Yves Bertrand’s former perfused are genuinely annoyed by this unpleasant coming out. But they are numerous and quite active. Actually, a good indicator of their penetration is the scarce number of reviews the book has got in the French medias. Omerta is an Italian vocable it seemed…

Yves Bertrand's calligraphy: About the Dassault dynasty (aircraft maker, media): "Father and son, people side, penny pincher and fond of blondes"


The End of Walled Gardens

If there is one side of Scandinavian medias’ strategy I find particularly convincing, it is their ability to cooperate as much as they can, and to compete on what matters most, that is the product, the user experience, the reader. To describe this, Americans, the world’s best neologists, invented the world “coopetition”, cooperation + competition. This is exactly the kind of attitude that should prevail in these difficult times. And, to a larger extent, the burgeoning world of online medias would be well advised to get rid of their antiquated close-to-the-vest thinking. Time to tear down some walls.
Many medias are, or will be integrated into hybrid models — with digital and paper products blended together. Therefore, distinctions by news vectors are pointless. Let’s consider four sectors where cooperation among competing entities will be critical in the coming years :

Advertising. Whether it is measured in inches, centimeters or pixels, newspapers or websites don’t sell ad space in the most optimized way. Commercial brands and their surrogates, the media buying agencies, keep increasing the pressure on medias to get higher discounts; in a country such as France (which roughly reflects the global marketplace), the net revenue per page sold went down 20% in the last twelve months. Even though French papers and magazines depend less on advertising for their survival than their Anglo-Saxon counterparts do, it’s a matter of concern.
There is no room for finger-pointing here: media buying people are doing their job, which is getting the best bang for their client’s buck. But medias can team up and propose (or impose) advertising packages based on socio-demographic structures, for instance. To a large extent, Rolex or Mercedes-Benz don’t give a damn whether they are favoring media X or Y as long as they are sure to reach the affluent people who might turn into customers. Or Nestlé’s baby food brands looking for child-rearing couples.

Logistics.
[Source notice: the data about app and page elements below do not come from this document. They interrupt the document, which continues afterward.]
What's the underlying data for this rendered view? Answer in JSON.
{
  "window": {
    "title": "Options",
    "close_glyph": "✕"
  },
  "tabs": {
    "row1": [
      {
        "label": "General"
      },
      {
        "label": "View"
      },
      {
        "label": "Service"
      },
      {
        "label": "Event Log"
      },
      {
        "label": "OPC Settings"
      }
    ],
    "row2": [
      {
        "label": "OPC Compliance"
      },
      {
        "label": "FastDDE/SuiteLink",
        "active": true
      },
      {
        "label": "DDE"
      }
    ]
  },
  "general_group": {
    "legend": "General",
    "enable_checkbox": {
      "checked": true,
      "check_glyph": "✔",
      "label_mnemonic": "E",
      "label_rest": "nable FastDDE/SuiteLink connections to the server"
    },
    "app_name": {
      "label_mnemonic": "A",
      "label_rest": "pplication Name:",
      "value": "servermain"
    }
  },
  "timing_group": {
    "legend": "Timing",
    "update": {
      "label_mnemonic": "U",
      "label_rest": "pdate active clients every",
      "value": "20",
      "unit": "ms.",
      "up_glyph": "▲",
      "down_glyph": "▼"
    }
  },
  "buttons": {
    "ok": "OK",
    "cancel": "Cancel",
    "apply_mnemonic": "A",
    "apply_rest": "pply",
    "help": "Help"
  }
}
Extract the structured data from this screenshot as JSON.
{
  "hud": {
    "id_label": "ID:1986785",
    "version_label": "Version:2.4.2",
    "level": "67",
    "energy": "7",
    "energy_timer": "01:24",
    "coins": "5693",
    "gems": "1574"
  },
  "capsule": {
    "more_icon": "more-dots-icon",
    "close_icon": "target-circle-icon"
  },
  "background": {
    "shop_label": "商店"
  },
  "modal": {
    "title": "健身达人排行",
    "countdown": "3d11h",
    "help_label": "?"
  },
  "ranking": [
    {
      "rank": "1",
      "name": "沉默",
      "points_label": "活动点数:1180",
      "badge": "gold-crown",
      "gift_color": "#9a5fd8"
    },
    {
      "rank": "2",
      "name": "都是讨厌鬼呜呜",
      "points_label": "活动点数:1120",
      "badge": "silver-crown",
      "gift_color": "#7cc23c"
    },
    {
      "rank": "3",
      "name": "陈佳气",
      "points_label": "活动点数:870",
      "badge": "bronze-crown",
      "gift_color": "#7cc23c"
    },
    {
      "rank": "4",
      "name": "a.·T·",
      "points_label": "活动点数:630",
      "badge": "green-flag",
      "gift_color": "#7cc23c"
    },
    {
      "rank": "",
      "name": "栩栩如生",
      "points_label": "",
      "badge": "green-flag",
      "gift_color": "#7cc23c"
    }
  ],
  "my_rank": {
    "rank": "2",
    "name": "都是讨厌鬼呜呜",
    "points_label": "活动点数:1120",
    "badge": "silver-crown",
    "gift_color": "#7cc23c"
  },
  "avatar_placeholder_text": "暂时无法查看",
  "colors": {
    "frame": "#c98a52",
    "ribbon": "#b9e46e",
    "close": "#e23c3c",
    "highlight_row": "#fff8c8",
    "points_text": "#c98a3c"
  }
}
When I’m traveling to New York, I’m always stunned to see half-empty delivery trucks emblazoned with the name of prominent newspapers, criss-crossing the city, sometimes twice a day (early and late edition). At the same time, I feel sorry for French publishers who have to deal with a distribution system so inefficient that it ends up with one point of sales for 2100 inhabitants versus Norway’s one for 360 people (no wonder why Norway’s rate of readership is four time higher than France’s). Up there, a cross-brands cooperation makes it economically viable to distribute newspapers in the most northern village during winter. In Paris, finding an open newsstand on a Saturday afternoon is an achievement. More

Rotten Apples in the Reviews Barrel
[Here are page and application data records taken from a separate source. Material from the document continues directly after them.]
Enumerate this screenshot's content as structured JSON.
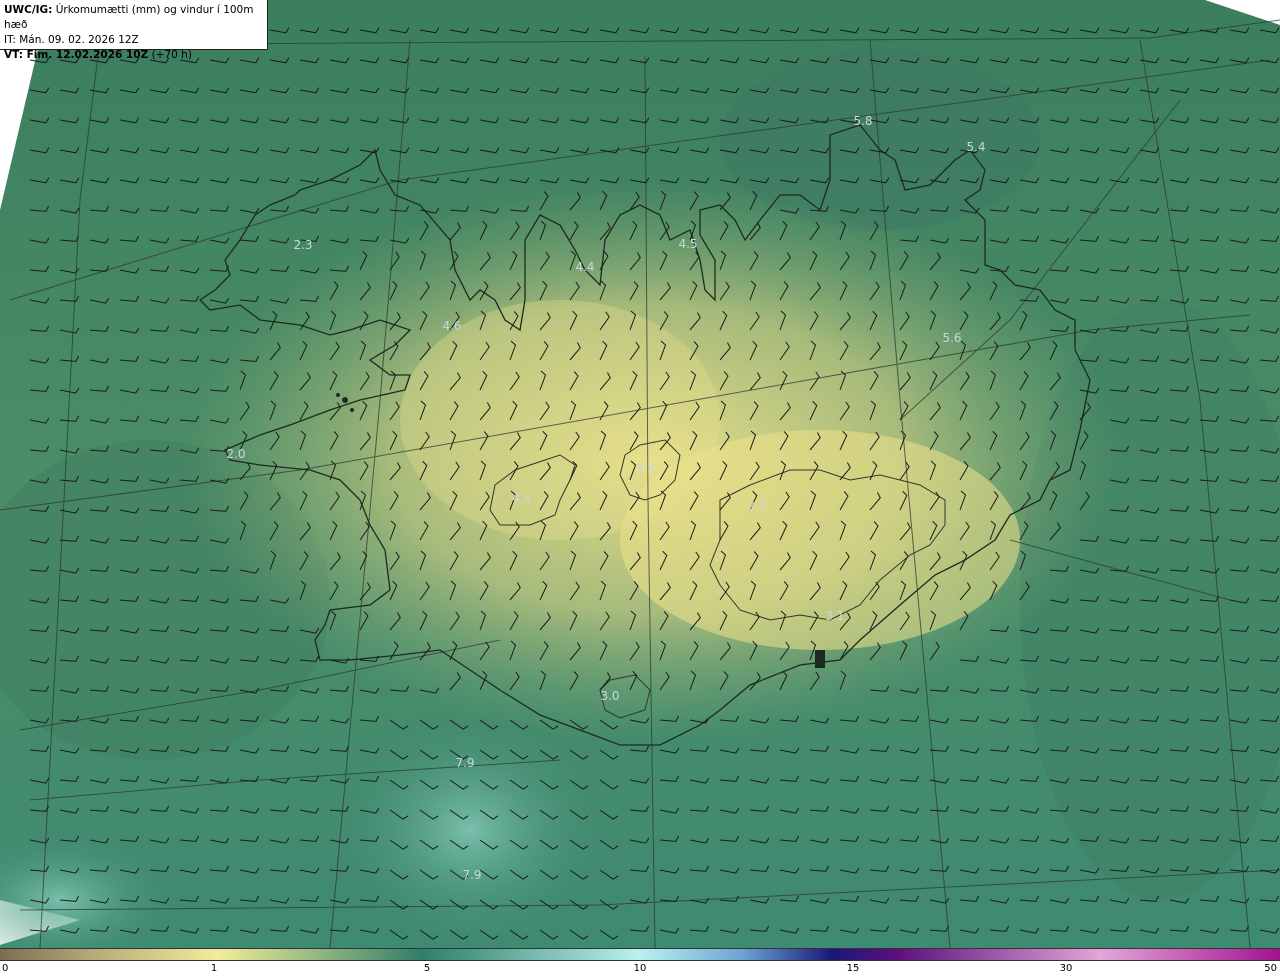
{
  "header": {
    "model": "UWC/IG:",
    "title": "Úrkomumætti (mm) og vindur í 100m hæð",
    "it_line": "IT: Mán. 09. 02. 2026 12Z",
    "vt_label": "VT: Fim. 12.02.2026 10Z",
    "vt_offset": "(+70 h)"
  },
  "map_values": [
    "5.8",
    "5.4",
    "2.3",
    "4.4",
    "4.5",
    "4.6",
    "2.0",
    "4.4",
    "5.6",
    "7.9",
    "7.9",
    "3.3",
    "2.2",
    "3.1",
    "3.0"
  ],
  "colorbar": {
    "ticks": [
      "0",
      "1",
      "5",
      "10",
      "15",
      "30",
      "50"
    ],
    "stops": [
      "#7b6d52",
      "#b6a778",
      "#f3ec9a",
      "#2f7f68",
      "#b9f1ef",
      "#6aa4d4",
      "#1a1878",
      "#5c0f7b",
      "#e2a6d8",
      "#a3128f"
    ]
  }
}
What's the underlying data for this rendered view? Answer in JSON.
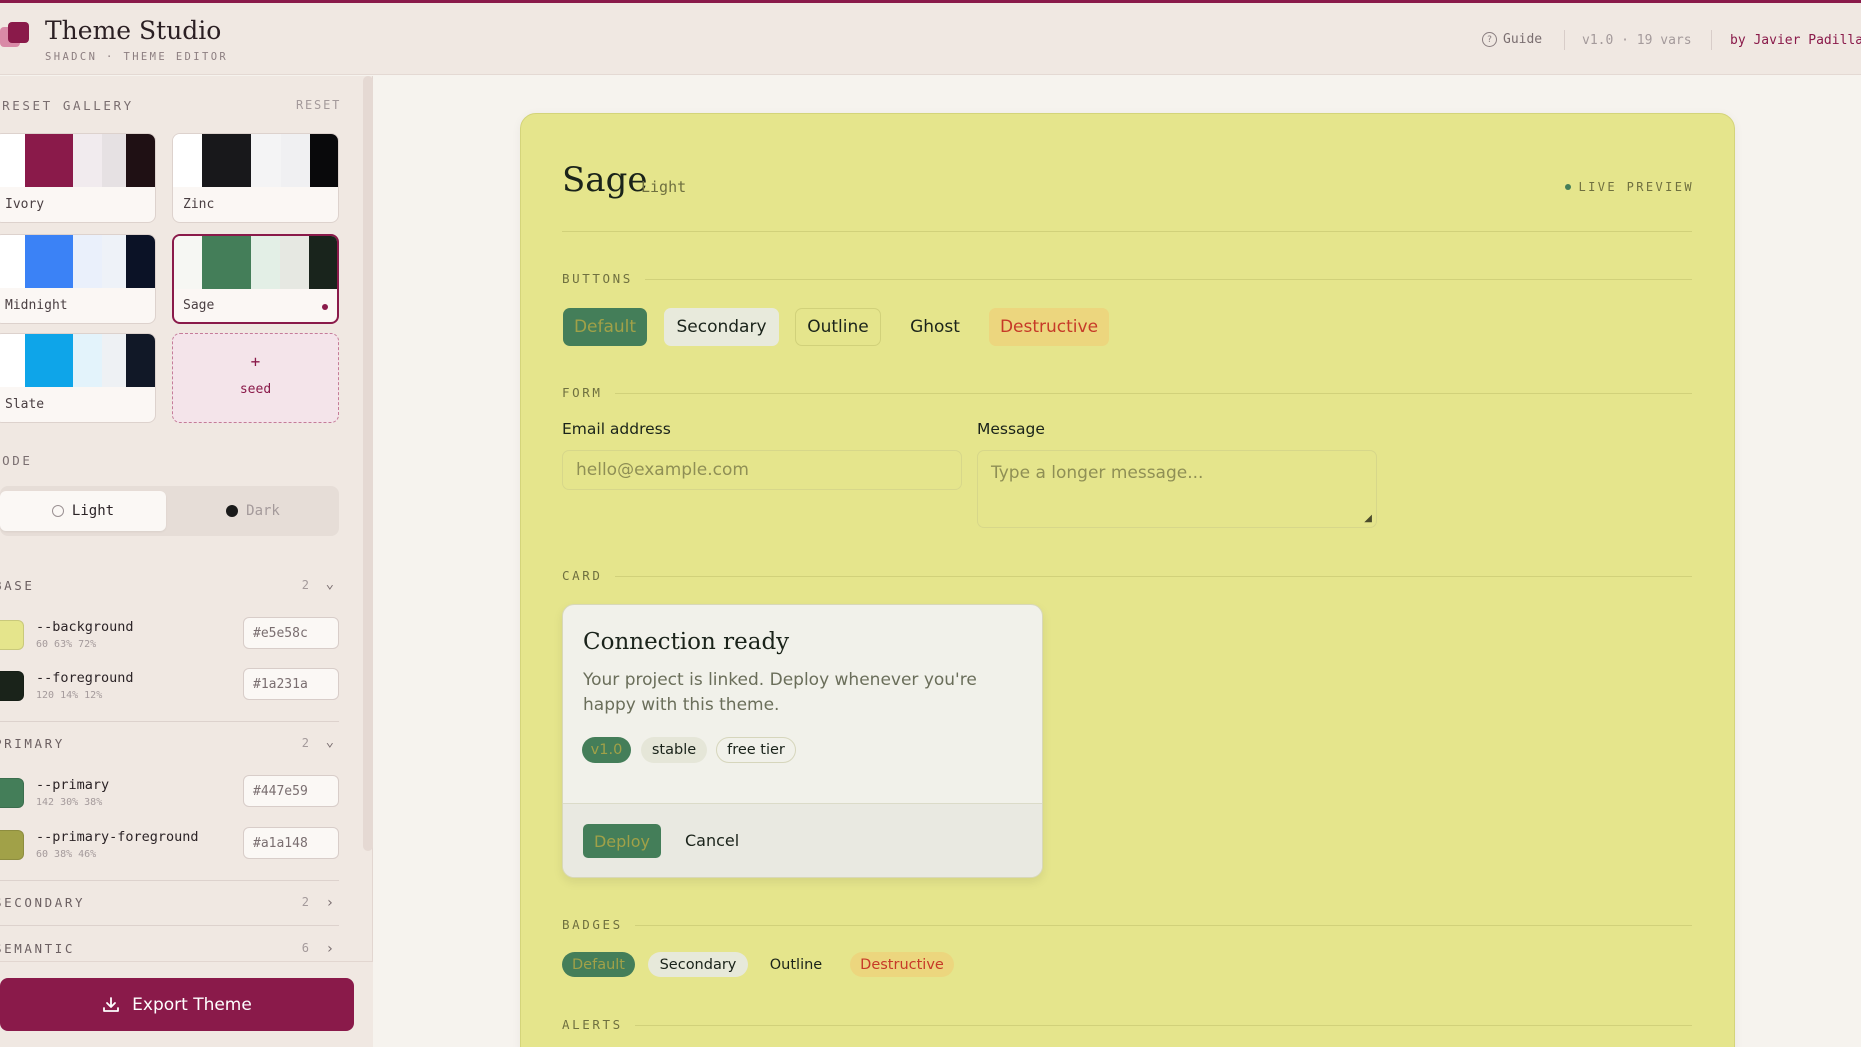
{
  "app": {
    "title": "Theme Studio",
    "subtitle": "SHADCN · THEME EDITOR",
    "guide_label": "Guide",
    "version": "v1.0 · 19 vars",
    "byline": "by Javier Padilla",
    "accent_color": "#8a1a4a"
  },
  "sidebar": {
    "gallery_label": "PRESET GALLERY",
    "reset_label": "RESET",
    "presets": [
      {
        "name": "Ivory",
        "colors": [
          "#ffffff",
          "#8a1a4a",
          "#f1ebee",
          "#e6e1e3",
          "#1f1014"
        ]
      },
      {
        "name": "Zinc",
        "colors": [
          "#ffffff",
          "#18181b",
          "#f4f4f5",
          "#f0f0f2",
          "#09090b"
        ]
      },
      {
        "name": "Midnight",
        "colors": [
          "#ffffff",
          "#3b82f6",
          "#eaf0fb",
          "#eef2f8",
          "#0b1226"
        ]
      },
      {
        "name": "Sage",
        "colors": [
          "#f6f7f3",
          "#447e59",
          "#e3efe6",
          "#e6e8e2",
          "#19241c"
        ],
        "selected": true
      },
      {
        "name": "Slate",
        "colors": [
          "#ffffff",
          "#0ea5e9",
          "#e3f3fb",
          "#eef1f4",
          "#111827"
        ]
      }
    ],
    "seed": {
      "plus": "+",
      "label": "seed"
    },
    "mode_label": "MODE",
    "mode": {
      "light": "Light",
      "dark": "Dark",
      "selected": "light"
    },
    "groups": {
      "base": {
        "label": "BASE",
        "count": "2",
        "vars": [
          {
            "name": "--background",
            "hsl": "60 63% 72%",
            "hex": "#e5e58c",
            "color": "#e5e58c"
          },
          {
            "name": "--foreground",
            "hsl": "120 14% 12%",
            "hex": "#1a231a",
            "color": "#1a231a"
          }
        ]
      },
      "primary": {
        "label": "PRIMARY",
        "count": "2",
        "vars": [
          {
            "name": "--primary",
            "hsl": "142 30% 38%",
            "hex": "#447e59",
            "color": "#447e59"
          },
          {
            "name": "--primary-foreground",
            "hsl": "60 38% 46%",
            "hex": "#a1a148",
            "color": "#a1a148"
          }
        ]
      },
      "secondary": {
        "label": "SECONDARY",
        "count": "2"
      },
      "semantic": {
        "label": "SEMANTIC",
        "count": "6"
      }
    },
    "export_label": "Export Theme"
  },
  "preview": {
    "theme_name": "Sage",
    "theme_mode": "Light",
    "live_label": "LIVE PREVIEW",
    "sections": {
      "buttons": "BUTTONS",
      "form": "FORM",
      "card": "CARD",
      "badges": "BADGES",
      "alerts": "ALERTS"
    },
    "buttons": {
      "default": "Default",
      "secondary": "Secondary",
      "outline": "Outline",
      "ghost": "Ghost",
      "destructive": "Destructive"
    },
    "form": {
      "email_label": "Email address",
      "email_placeholder": "hello@example.com",
      "message_label": "Message",
      "message_placeholder": "Type a longer message..."
    },
    "card": {
      "title": "Connection ready",
      "description": "Your project is linked. Deploy whenever you're happy with this theme.",
      "pills": [
        "v1.0",
        "stable",
        "free tier"
      ],
      "deploy_label": "Deploy",
      "cancel_label": "Cancel"
    },
    "badges": {
      "default": "Default",
      "secondary": "Secondary",
      "outline": "Outline",
      "destructive": "Destructive"
    }
  }
}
A few weeks ago, professional blogger Kevin Dixie received a strange proposition: a US‑based company offered to buy from him 30,000 reviews for a new iPhone application at $1 per review. Positive reviews, needless to say. Moreover, the marketing company proposed to extend the deal for 30 applications, about 10 to 20 times a month. A huge potential windfall for Kevin Dixie — who declined the offer. This British entrepreneur living in France created two specialized consumer products reviews sites: FuelMyblog, and its recent offspring launched in September.
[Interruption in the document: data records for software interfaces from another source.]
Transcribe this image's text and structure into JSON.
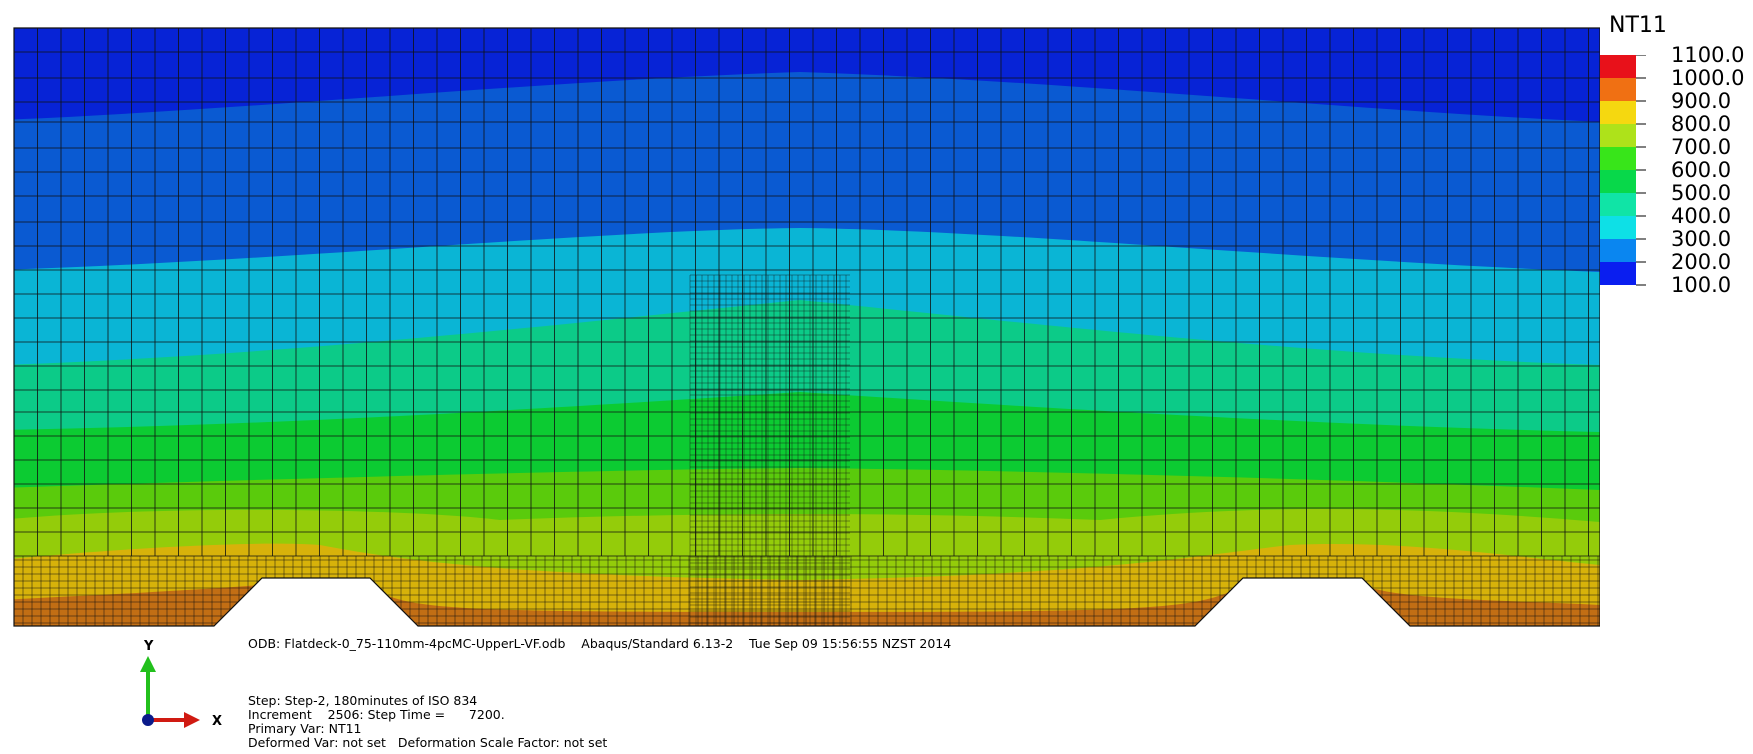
{
  "legend": {
    "title": "NT11",
    "labels": [
      "1100.0",
      "1000.0",
      "900.0",
      "800.0",
      "700.0",
      "600.0",
      "500.0",
      "400.0",
      "300.0",
      "200.0",
      "100.0"
    ],
    "band_colors": [
      "#e8111a",
      "#f07013",
      "#f5d810",
      "#aee21a",
      "#38e51a",
      "#08d84a",
      "#10e4a6",
      "#0ee0e6",
      "#0a86f0",
      "#0a1ef0"
    ]
  },
  "contour_colors": {
    "band_100_150": "#0723d6",
    "band_150_250": "#0a5ad2",
    "band_250_350": "#0ab5d5",
    "band_350_450": "#0ccb88",
    "band_450_550": "#0ccb32",
    "band_550_650": "#5acb0c",
    "band_650_750": "#94cc0a",
    "band_750_850": "#d7b20a",
    "band_850_950": "#c26e14",
    "mesh_lines": "#111111"
  },
  "info": {
    "odb_line": "ODB: Flatdeck-0_75-110mm-4pcMC-UpperL-VF.odb    Abaqus/Standard 6.13-2    Tue Sep 09 15:56:55 NZST 2014",
    "step_line": "Step: Step-2, 180minutes of ISO 834",
    "increment_line": "Increment    2506: Step Time =      7200.",
    "primary_var_line": "Primary Var: NT11",
    "deformed_var_line": "Deformed Var: not set   Deformation Scale Factor: not set"
  },
  "triad": {
    "y_label": "Y",
    "x_label": "X",
    "y_color": "#22c01c",
    "x_color": "#d01a12",
    "origin_color": "#0a1a8a"
  }
}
In both cases, the idea is the the same: a casual blogger from the network writes whatever review he or she wants to in exchange for a free product. The item can be an electronic appliance worth a few dozens of dollars (sterling pounds actually, the company is UK based) or it can be a trip worth a thousand dollars. The brand pays FuelMyBlog 25£ ($40) per review, that’s how Dixie makes its money. (The process also results in those brands getting higher Google pageranks). With the explosion of the iPhone applications business, Dixie decided to roll out a dedicated site based on the same idea: the blogger purchases the app, tests it, writes a review and FuelMyApp reimburses him for the price of the application via its PayPal account. More